Dataset rows for apps and sites

>>>>>

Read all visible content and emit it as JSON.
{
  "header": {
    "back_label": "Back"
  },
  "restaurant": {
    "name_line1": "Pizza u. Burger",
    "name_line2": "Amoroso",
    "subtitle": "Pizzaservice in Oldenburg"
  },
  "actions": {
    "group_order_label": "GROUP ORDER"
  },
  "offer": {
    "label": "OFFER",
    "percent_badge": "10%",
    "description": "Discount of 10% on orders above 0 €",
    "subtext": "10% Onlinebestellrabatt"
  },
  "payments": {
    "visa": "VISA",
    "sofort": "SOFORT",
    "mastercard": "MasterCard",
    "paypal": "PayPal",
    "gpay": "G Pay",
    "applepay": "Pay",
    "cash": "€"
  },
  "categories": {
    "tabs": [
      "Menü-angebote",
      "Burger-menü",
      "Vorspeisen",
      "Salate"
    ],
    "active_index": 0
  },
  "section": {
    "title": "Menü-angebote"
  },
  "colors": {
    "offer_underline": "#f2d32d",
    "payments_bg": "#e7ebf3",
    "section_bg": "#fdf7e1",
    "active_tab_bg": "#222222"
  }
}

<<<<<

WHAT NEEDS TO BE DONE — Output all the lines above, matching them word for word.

ANSWER TO THIS TASK —
Read all visible content and emit it as JSON.
{
  "header": {
    "back_label": "Back"
  },
  "restaurant": {
    "name_line1": "Pizza u. Burger",
    "name_line2": "Amoroso",
    "subtitle": "Pizzaservice in Oldenburg"
  },
  "actions": {
    "group_order_label": "GROUP ORDER"
  },
  "offer": {
    "label": "OFFER",
    "percent_badge": "10%",
    "description": "Discount of 10% on orders above 0 €",
    "subtext": "10% Onlinebestellrabatt"
  },
  "payments": {
    "visa": "VISA",
    "sofort": "SOFORT",
    "mastercard": "MasterCard",
    "paypal": "PayPal",
    "gpay": "G Pay",
    "applepay": "Pay",
    "cash": "€"
  },
  "categories": {
    "tabs": [
      "Menü-angebote",
      "Burger-menü",
      "Vorspeisen",
      "Salate"
    ],
    "active_index": 0
  },
  "section": {
    "title": "Menü-angebote"
  },
  "colors": {
    "offer_underline": "#f2d32d",
    "payments_bg": "#e7ebf3",
    "section_bg": "#fdf7e1",
    "active_tab_bg": "#222222"
  }
}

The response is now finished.